Leonardo Drew is known for creating reflective abstract sculptural works that play upon the dystopic tension between order and chaos. Recalling Post Minimalist sculpture that alludes to America’s industrial past, as well as the plight of African Americans throughout U.S. history. One could find many meanings in his work, but ultimately the cyclical nature of life and decay can be seen in his grids of transformed raw material to resemble and articulate entropy and a visual erosion of time.

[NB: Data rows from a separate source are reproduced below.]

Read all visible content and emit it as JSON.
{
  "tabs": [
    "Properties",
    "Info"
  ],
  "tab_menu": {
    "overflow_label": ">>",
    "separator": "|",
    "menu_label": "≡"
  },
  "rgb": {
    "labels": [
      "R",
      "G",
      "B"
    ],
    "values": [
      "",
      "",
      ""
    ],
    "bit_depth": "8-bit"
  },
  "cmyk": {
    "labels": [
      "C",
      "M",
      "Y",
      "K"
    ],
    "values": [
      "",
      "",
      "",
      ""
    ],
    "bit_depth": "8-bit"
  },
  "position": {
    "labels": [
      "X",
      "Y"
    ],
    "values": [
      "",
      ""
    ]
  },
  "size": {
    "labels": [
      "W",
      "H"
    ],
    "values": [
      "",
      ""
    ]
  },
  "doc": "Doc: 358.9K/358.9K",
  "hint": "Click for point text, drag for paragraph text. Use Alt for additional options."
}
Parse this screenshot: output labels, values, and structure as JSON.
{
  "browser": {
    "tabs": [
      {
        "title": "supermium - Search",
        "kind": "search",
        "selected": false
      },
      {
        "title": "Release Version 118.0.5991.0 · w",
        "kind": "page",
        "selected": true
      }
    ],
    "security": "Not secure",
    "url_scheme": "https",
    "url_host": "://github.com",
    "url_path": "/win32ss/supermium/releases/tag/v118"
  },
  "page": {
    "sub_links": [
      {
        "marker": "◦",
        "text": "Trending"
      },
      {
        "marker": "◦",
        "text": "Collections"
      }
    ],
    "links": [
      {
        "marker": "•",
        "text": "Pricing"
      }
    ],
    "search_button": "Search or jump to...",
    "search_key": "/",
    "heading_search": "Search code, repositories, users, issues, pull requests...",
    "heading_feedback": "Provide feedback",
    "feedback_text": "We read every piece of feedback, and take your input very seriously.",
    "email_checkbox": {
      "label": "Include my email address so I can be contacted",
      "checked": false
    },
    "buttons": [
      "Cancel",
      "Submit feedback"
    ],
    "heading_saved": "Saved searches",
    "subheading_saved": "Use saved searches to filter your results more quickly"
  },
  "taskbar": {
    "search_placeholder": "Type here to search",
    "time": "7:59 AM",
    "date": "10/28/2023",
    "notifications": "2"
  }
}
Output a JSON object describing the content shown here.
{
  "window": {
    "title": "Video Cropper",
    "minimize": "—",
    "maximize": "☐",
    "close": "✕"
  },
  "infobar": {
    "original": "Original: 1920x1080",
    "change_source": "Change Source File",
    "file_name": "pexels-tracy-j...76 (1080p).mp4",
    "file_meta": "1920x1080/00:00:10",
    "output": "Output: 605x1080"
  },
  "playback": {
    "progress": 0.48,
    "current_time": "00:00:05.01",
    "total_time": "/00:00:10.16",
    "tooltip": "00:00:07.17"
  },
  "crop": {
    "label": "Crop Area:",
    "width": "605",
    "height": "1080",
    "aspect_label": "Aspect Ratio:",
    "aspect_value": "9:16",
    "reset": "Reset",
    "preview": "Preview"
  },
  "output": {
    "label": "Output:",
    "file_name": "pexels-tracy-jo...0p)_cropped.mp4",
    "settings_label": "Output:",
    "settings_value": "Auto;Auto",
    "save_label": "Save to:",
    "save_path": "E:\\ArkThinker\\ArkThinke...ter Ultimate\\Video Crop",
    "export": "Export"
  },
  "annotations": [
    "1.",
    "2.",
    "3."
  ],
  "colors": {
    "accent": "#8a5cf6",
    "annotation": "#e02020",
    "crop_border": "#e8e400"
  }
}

Drew’s natural talent and passion for art was recognized at an early age, first exhibiting his work at the age of 13. He went on to attend the Parsons School of Design and received his BFA from the Cooper Union for the Advancement of Science and art in 1985. His works have been shown nationally and internationally and are included in numerous public and private collections. Public institutions include the Metropolitan Museum of Art, New York; The Museum of Modern Art, New York, The Museum of Contemporary Art, Los Angeles The Hirshhorn Museum and Sculpture Garden, Washington DC; and Tate, London, among others, as well as collaborating with Merce Cunningham on the production of “Ground Level Overlay.” New York Times art critic Roberta Smith describes his large reliefs as “pocked, splintered, seemingly burned here, bristling there, unexpectedly delicate elsewhere. An endless catastrophe seen from above. The energies intimated in these works are beyond human control, bigger than all of us.” He currently lives and works in Brooklyn, New York.